In this type of story, you must present all possible reservations, comments, and objections before they are officially articulated by the clients. Talk about what made you anxious about a certain product, and confirm that you have no cause for concern. Anticipate what the audience's objection to a particular product might be. When you say them, your audience will understand that you understand their doubts, and you are not just a touter aiming to "squeeze" the goods at all costs. The story "I know what you are thinking" has a positive effect on sales and allows for better negotiations in possible negotiations.
Value in action
Before you start storytelling about values in action, think about what values you would like your brand to represent and what to negate. Then you can lead the story in two ways: positive, when you show how your brand implements "representative" values in practice, and negative - when in practice you stigmatize "negated" values. For example, you emphasize the importance of teamwork and commitment, and you condemn laziness and lack of conscientiousness. This story primarily serves to build audience trust and create an emotional brand image.

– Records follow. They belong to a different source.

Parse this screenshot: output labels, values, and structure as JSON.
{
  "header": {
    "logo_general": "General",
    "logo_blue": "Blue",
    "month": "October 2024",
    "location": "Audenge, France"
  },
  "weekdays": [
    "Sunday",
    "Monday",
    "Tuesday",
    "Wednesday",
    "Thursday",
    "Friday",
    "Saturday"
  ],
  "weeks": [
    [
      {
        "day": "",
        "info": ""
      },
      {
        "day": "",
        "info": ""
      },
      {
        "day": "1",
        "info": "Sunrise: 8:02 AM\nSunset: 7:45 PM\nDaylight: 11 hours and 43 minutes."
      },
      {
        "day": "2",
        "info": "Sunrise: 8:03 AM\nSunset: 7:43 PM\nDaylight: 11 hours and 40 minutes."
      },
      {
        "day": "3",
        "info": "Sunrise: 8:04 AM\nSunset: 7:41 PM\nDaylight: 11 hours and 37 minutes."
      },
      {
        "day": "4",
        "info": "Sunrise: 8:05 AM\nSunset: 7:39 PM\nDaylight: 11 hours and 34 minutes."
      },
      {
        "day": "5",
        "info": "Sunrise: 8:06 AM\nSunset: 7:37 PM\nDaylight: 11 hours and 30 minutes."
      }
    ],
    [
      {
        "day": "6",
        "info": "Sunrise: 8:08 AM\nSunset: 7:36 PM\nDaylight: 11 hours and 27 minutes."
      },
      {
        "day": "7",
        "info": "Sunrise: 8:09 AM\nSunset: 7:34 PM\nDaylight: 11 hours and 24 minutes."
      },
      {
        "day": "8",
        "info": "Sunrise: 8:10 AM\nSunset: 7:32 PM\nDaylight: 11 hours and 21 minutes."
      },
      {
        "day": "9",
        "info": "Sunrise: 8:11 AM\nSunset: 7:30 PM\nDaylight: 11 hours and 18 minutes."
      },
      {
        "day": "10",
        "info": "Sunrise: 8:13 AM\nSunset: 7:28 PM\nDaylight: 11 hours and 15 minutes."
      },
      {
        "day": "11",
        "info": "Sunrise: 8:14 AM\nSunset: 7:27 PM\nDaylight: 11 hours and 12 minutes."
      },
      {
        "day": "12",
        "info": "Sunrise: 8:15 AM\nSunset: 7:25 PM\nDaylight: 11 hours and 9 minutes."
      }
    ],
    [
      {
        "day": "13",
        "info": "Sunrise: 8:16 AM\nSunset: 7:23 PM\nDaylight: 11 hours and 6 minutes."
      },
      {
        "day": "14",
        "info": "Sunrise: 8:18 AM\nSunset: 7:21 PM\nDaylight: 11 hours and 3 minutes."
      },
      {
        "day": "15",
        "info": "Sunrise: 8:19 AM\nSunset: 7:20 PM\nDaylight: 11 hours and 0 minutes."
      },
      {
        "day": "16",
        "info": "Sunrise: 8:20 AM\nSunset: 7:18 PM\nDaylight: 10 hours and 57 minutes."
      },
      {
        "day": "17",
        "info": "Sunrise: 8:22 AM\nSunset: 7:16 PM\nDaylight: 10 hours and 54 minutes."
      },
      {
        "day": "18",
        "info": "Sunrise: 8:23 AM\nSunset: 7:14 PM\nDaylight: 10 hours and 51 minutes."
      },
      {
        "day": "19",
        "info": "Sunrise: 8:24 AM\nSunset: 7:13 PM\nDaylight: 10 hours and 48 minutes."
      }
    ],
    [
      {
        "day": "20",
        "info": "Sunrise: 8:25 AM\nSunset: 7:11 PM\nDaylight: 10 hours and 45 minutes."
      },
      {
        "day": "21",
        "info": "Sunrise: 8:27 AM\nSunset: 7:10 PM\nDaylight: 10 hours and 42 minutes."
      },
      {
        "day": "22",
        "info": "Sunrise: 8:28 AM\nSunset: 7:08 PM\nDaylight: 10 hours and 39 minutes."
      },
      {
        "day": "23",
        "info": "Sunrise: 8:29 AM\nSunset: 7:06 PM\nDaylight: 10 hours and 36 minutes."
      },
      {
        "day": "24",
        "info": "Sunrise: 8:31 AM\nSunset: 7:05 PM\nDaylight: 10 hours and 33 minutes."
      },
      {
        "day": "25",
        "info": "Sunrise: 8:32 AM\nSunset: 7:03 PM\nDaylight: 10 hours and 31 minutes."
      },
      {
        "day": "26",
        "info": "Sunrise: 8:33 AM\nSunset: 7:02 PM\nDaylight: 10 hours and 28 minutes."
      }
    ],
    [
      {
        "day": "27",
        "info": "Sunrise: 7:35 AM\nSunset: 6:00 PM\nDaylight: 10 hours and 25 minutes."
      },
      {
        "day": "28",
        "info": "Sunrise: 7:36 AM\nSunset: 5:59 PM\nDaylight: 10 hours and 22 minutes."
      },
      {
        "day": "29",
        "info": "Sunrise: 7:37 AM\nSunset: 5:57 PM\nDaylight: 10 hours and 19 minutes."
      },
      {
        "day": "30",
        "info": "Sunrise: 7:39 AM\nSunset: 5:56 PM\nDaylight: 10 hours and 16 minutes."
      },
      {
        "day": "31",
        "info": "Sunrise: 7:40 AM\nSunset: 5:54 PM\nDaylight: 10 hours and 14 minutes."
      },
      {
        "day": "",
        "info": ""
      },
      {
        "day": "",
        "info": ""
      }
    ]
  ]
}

Which type of story you choose to promote your brand is up to you. You have a lot of freedom in guiding each of them - the choice of content, stylistic means, suggestive images - it's your choice. Storytelling allows you to achieve the goal you have set for yourself. It can be, for example, increasing sales or building brand awareness.